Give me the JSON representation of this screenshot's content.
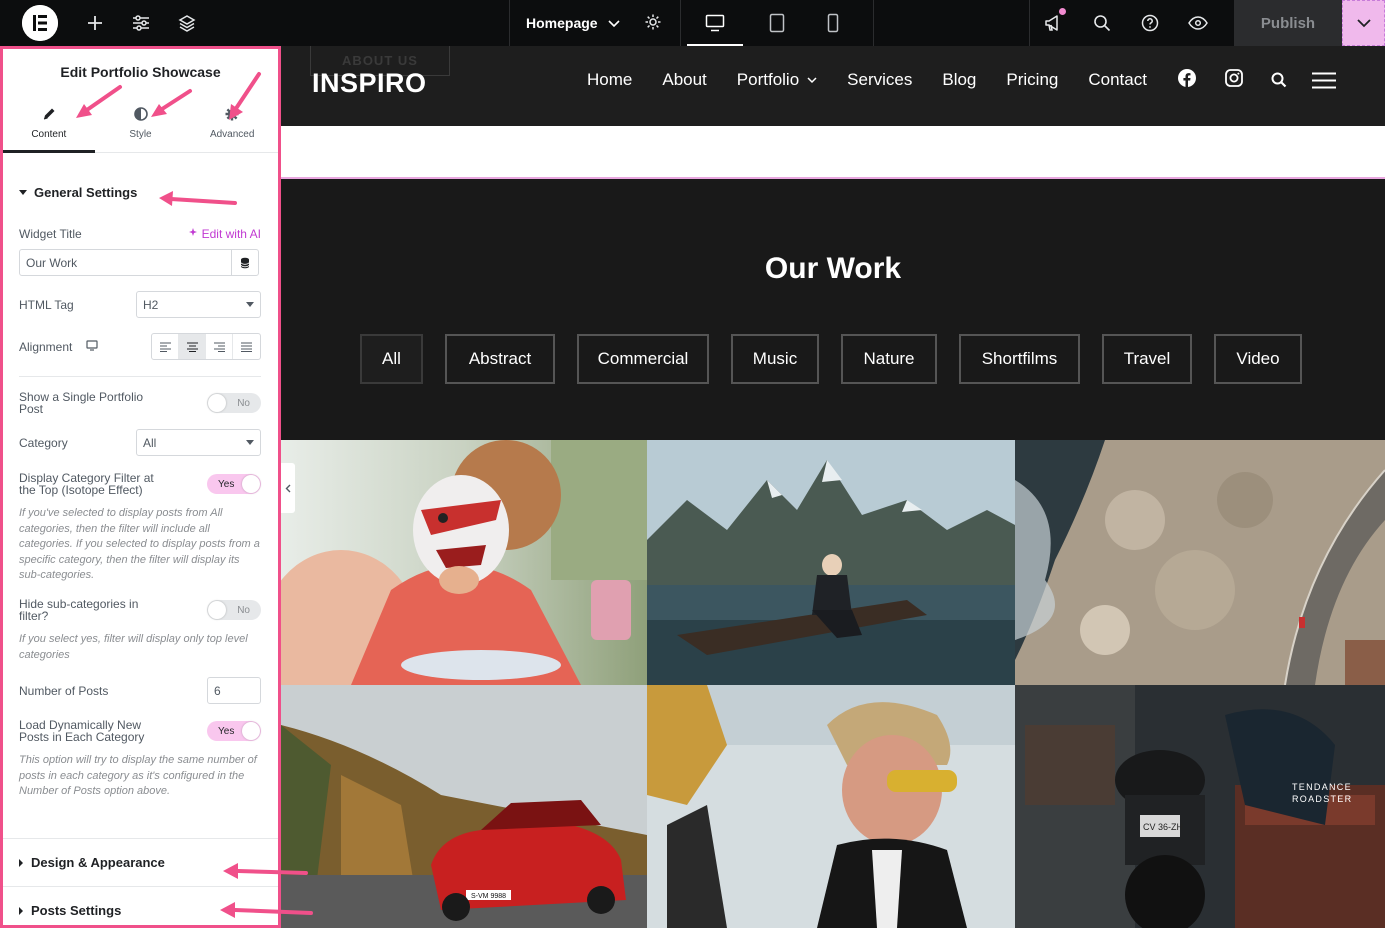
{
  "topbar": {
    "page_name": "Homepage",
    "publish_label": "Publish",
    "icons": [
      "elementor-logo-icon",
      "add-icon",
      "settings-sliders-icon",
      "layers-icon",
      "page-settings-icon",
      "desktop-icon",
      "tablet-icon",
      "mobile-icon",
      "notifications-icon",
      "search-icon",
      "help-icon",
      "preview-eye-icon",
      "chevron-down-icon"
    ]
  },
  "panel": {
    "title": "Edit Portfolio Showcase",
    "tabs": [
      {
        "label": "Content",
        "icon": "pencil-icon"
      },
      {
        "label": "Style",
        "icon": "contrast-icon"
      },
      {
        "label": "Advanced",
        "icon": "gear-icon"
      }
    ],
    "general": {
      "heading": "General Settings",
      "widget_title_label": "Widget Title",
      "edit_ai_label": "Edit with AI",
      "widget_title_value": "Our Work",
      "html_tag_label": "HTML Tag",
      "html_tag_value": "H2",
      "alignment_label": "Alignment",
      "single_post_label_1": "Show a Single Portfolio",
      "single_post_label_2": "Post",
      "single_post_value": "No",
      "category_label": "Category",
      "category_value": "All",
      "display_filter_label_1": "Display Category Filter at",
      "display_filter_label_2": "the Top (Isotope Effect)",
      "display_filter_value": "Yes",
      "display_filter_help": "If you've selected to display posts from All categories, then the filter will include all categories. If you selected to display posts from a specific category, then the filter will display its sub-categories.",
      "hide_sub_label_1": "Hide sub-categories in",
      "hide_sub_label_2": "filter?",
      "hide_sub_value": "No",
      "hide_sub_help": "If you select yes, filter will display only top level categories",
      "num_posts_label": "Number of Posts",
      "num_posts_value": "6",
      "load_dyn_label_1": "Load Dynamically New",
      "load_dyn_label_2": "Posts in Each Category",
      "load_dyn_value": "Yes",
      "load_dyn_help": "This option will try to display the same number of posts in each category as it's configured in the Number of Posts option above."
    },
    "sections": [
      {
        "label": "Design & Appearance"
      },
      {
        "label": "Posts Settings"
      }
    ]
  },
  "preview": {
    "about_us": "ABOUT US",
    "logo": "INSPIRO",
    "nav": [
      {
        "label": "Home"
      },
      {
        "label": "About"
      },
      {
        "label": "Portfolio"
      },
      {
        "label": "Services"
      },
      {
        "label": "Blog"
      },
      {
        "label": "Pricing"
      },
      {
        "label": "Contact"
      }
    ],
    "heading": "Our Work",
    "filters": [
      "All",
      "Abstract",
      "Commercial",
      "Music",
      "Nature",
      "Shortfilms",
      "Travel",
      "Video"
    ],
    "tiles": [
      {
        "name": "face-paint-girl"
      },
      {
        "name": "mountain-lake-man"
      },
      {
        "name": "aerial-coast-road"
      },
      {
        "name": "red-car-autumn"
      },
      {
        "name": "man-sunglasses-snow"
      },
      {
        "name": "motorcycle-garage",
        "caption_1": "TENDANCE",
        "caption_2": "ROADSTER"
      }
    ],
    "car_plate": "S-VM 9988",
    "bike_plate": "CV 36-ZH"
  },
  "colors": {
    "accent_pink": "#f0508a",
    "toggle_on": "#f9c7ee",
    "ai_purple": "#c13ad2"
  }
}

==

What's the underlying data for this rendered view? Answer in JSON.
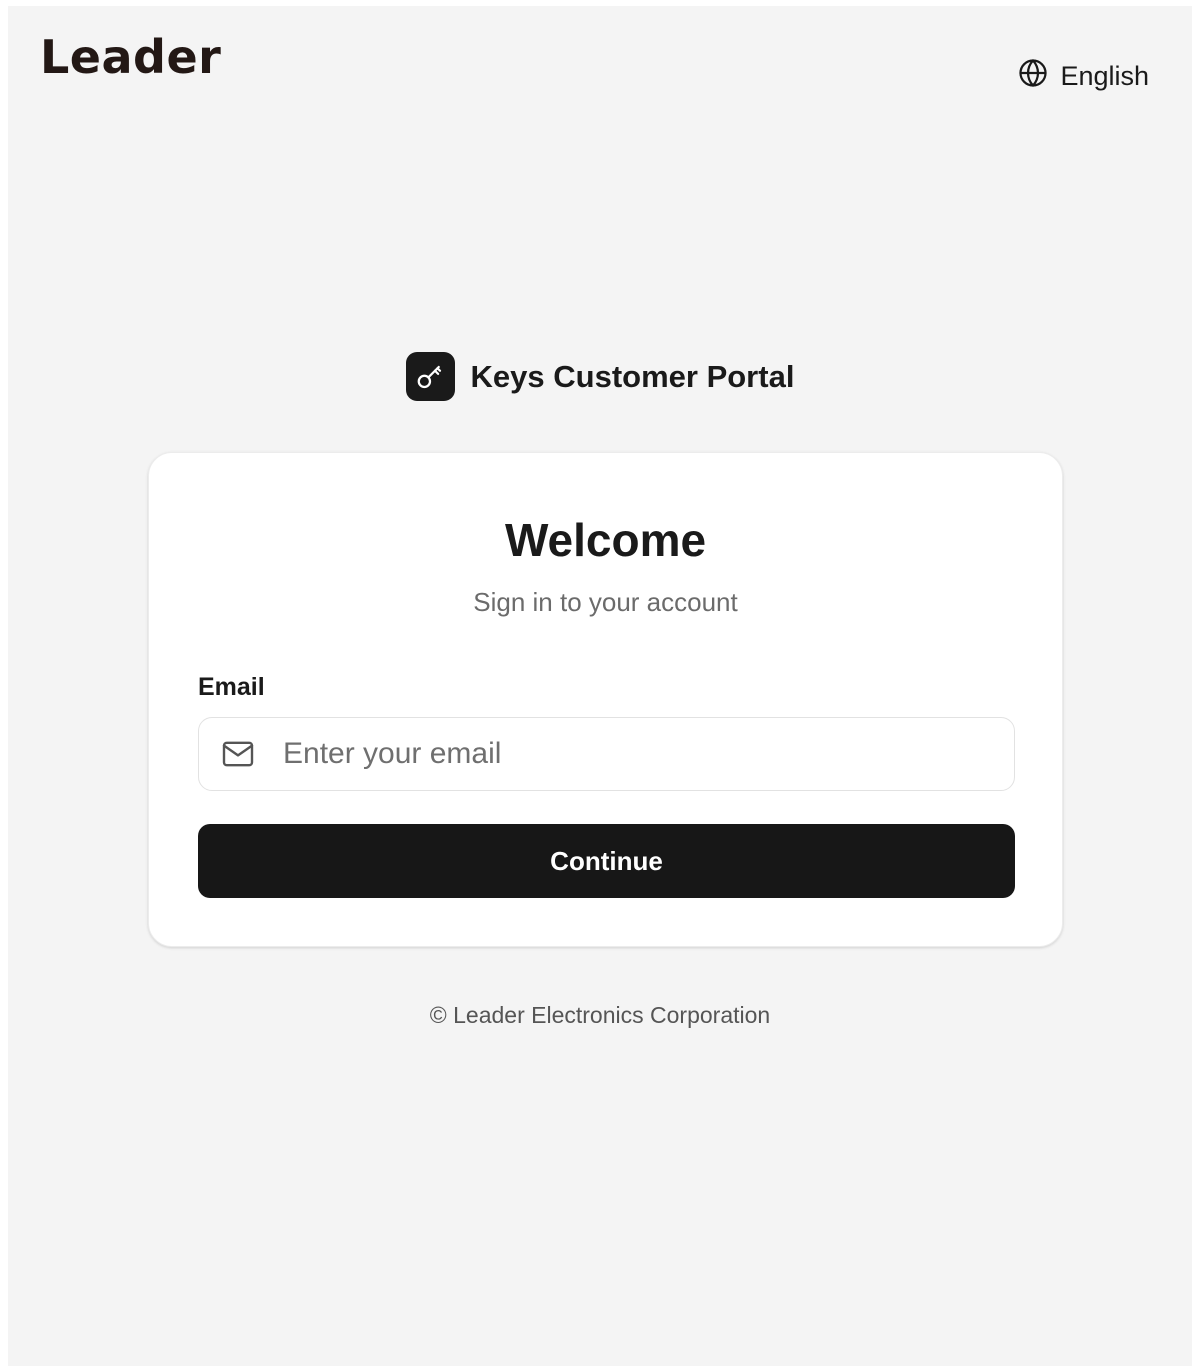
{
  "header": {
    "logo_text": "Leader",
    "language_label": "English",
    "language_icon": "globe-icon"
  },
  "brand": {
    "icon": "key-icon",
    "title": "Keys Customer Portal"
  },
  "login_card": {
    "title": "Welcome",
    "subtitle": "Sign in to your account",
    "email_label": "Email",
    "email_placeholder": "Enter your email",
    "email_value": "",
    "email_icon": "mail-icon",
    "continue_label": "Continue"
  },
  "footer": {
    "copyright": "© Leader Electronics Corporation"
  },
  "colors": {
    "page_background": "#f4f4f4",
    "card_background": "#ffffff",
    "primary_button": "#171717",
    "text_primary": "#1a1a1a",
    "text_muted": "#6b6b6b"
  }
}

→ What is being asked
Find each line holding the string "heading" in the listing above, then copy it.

→ Response area
      "heading": "General Settings",
    "heading": "Our Work",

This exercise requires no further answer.